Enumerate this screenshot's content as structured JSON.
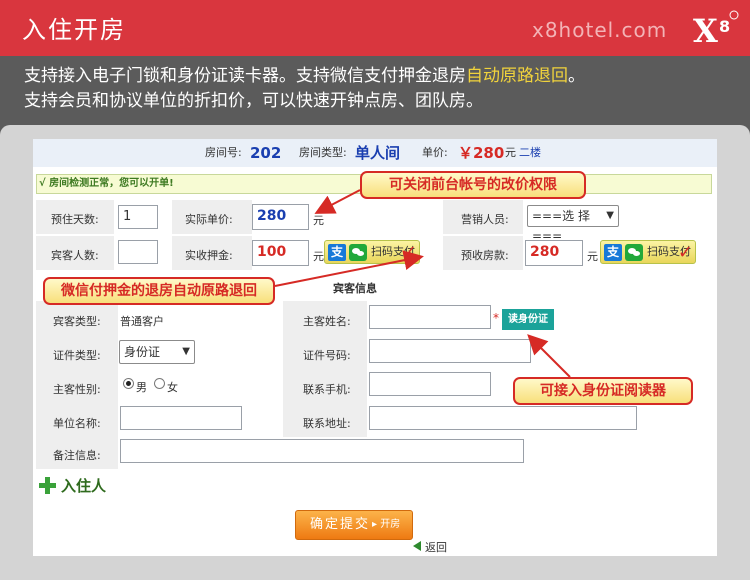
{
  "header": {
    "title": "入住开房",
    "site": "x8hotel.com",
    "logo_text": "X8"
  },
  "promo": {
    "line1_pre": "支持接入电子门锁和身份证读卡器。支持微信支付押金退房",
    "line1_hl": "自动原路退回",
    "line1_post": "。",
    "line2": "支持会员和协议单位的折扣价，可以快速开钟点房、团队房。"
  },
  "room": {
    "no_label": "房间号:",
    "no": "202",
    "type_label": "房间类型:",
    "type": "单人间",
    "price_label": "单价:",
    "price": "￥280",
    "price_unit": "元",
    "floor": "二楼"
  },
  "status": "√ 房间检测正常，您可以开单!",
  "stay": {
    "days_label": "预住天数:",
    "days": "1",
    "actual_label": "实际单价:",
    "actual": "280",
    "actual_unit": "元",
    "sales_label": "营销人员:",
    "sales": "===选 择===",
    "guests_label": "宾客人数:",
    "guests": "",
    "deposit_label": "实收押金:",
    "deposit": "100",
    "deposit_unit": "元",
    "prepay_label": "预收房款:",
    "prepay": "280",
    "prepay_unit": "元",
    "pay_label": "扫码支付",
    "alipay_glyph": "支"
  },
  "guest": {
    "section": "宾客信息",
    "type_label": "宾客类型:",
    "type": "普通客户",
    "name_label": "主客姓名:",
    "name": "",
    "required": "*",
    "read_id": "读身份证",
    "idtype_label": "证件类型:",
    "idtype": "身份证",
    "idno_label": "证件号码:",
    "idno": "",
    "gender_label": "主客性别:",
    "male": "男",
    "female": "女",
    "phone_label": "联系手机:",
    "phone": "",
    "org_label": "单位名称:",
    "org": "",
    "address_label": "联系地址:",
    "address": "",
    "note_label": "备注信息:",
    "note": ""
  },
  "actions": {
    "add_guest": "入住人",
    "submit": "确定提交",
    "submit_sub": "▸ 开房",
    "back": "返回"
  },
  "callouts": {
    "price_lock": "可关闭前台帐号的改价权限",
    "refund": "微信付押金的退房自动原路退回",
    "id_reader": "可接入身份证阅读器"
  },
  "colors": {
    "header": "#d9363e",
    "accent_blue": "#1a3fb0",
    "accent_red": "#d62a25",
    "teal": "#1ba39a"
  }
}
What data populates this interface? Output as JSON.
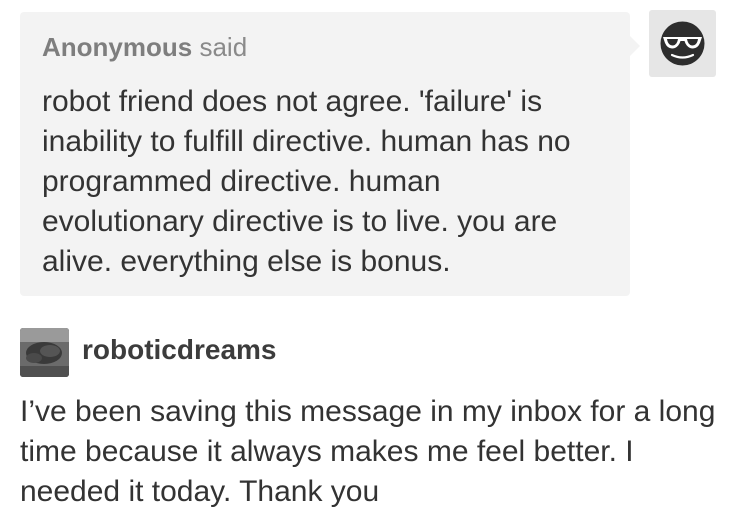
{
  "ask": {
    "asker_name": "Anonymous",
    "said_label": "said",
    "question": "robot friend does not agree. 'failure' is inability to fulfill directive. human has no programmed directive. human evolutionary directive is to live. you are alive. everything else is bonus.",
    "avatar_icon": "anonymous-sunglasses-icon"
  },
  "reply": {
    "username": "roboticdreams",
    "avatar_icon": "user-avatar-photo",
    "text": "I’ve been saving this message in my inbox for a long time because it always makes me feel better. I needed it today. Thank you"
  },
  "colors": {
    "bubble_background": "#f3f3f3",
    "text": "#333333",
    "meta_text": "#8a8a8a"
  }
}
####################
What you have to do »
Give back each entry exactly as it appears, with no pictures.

Output for this task »
Enumerate this screenshot's content as structured JSON.
{
  "header": {
    "title": "入住开房",
    "site": "x8hotel.com",
    "logo_text": "X8"
  },
  "promo": {
    "line1_pre": "支持接入电子门锁和身份证读卡器。支持微信支付押金退房",
    "line1_hl": "自动原路退回",
    "line1_post": "。",
    "line2": "支持会员和协议单位的折扣价，可以快速开钟点房、团队房。"
  },
  "room": {
    "no_label": "房间号:",
    "no": "202",
    "type_label": "房间类型:",
    "type": "单人间",
    "price_label": "单价:",
    "price": "￥280",
    "price_unit": "元",
    "floor": "二楼"
  },
  "status": "√ 房间检测正常，您可以开单!",
  "stay": {
    "days_label": "预住天数:",
    "days": "1",
    "actual_label": "实际单价:",
    "actual": "280",
    "actual_unit": "元",
    "sales_label": "营销人员:",
    "sales": "===选 择===",
    "guests_label": "宾客人数:",
    "guests": "",
    "deposit_label": "实收押金:",
    "deposit": "100",
    "deposit_unit": "元",
    "prepay_label": "预收房款:",
    "prepay": "280",
    "prepay_unit": "元",
    "pay_label": "扫码支付",
    "alipay_glyph": "支"
  },
  "guest": {
    "section": "宾客信息",
    "type_label": "宾客类型:",
    "type": "普通客户",
    "name_label": "主客姓名:",
    "name": "",
    "required": "*",
    "read_id": "读身份证",
    "idtype_label": "证件类型:",
    "idtype": "身份证",
    "idno_label": "证件号码:",
    "idno": "",
    "gender_label": "主客性别:",
    "male": "男",
    "female": "女",
    "phone_label": "联系手机:",
    "phone": "",
    "org_label": "单位名称:",
    "org": "",
    "address_label": "联系地址:",
    "address": "",
    "note_label": "备注信息:",
    "note": ""
  },
  "actions": {
    "add_guest": "入住人",
    "submit": "确定提交",
    "submit_sub": "▸ 开房",
    "back": "返回"
  },
  "callouts": {
    "price_lock": "可关闭前台帐号的改价权限",
    "refund": "微信付押金的退房自动原路退回",
    "id_reader": "可接入身份证阅读器"
  },
  "colors": {
    "header": "#d9363e",
    "accent_blue": "#1a3fb0",
    "accent_red": "#d62a25",
    "teal": "#1ba39a"
  }
}
What data populates this interface? Output as JSON.
{
  "ask": {
    "asker_name": "Anonymous",
    "said_label": "said",
    "question": "robot friend does not agree. 'failure' is inability to fulfill directive. human has no programmed directive. human evolutionary directive is to live. you are alive. everything else is bonus.",
    "avatar_icon": "anonymous-sunglasses-icon"
  },
  "reply": {
    "username": "roboticdreams",
    "avatar_icon": "user-avatar-photo",
    "text": "I’ve been saving this message in my inbox for a long time because it always makes me feel better. I needed it today. Thank you"
  },
  "colors": {
    "bubble_background": "#f3f3f3",
    "text": "#333333",
    "meta_text": "#8a8a8a"
  }
}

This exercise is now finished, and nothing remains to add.